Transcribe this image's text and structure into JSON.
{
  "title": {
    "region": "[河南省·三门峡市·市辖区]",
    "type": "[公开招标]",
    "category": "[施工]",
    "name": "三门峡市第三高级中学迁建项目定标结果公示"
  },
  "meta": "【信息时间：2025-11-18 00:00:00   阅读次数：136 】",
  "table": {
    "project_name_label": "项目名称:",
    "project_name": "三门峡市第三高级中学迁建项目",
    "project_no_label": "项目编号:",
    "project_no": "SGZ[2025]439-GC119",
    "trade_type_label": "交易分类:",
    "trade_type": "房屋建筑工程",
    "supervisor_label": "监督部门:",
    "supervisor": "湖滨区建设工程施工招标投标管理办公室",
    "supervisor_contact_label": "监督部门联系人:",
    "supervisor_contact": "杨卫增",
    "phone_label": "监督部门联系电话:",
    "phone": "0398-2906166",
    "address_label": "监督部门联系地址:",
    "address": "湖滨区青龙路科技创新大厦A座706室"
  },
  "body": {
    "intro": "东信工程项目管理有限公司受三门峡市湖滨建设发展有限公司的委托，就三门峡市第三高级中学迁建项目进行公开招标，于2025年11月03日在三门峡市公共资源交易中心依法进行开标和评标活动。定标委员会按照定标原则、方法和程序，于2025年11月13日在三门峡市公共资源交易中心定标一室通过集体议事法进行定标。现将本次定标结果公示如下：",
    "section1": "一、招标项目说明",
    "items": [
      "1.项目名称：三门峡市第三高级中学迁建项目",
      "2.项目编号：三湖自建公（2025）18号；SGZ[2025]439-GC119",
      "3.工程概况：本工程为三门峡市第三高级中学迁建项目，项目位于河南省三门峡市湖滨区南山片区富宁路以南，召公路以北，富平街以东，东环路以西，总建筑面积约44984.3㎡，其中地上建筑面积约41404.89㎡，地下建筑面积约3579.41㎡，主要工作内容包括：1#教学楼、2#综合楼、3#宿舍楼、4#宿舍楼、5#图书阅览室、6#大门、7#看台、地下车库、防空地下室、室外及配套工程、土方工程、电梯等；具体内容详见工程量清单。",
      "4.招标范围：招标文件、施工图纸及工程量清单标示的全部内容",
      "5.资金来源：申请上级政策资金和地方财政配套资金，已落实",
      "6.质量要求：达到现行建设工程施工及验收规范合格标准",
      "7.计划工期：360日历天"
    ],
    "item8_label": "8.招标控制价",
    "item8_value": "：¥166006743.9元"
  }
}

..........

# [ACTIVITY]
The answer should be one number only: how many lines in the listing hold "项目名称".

# [EXERCISE ANSWER]
2